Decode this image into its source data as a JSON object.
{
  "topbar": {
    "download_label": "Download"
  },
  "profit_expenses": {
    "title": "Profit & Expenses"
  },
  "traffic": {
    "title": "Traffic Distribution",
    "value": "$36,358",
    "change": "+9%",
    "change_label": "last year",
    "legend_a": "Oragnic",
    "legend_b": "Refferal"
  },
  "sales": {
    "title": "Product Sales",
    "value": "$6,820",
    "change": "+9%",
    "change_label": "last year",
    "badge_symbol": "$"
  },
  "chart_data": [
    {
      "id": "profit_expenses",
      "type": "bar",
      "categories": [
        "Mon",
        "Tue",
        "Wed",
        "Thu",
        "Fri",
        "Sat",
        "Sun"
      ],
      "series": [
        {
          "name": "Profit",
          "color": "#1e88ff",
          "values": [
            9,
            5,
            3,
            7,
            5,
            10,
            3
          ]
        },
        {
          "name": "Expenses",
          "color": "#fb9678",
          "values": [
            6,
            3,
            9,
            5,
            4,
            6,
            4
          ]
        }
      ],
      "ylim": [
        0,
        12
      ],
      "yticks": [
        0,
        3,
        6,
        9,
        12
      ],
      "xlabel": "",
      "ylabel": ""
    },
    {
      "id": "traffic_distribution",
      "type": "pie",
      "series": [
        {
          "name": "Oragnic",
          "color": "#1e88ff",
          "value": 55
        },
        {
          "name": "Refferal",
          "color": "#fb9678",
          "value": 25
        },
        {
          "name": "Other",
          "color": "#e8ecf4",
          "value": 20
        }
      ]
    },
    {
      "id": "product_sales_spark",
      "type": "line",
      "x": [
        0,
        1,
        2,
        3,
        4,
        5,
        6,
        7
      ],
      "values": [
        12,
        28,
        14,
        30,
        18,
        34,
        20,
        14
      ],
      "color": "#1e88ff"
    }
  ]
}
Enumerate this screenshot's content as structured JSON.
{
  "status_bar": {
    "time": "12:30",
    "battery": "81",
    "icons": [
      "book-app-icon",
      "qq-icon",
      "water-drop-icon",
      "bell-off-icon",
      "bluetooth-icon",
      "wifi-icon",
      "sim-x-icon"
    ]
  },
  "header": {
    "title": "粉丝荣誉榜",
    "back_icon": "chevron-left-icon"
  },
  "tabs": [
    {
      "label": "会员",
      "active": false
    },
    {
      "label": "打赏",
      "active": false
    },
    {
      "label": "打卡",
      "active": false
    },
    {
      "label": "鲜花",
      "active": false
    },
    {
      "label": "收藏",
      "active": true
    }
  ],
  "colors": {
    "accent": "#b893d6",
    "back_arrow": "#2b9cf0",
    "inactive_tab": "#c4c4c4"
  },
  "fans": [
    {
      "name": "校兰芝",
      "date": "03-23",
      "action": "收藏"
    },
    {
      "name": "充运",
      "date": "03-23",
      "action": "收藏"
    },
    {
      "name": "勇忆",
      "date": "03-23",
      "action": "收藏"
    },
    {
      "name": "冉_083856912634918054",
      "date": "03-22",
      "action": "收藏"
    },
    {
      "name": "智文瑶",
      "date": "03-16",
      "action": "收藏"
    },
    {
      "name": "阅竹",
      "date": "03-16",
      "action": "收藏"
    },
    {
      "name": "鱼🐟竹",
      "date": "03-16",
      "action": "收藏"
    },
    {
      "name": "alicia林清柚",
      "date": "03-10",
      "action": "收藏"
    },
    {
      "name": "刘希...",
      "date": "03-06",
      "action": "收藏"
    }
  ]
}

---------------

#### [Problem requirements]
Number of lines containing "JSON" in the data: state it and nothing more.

#### [Solution]
2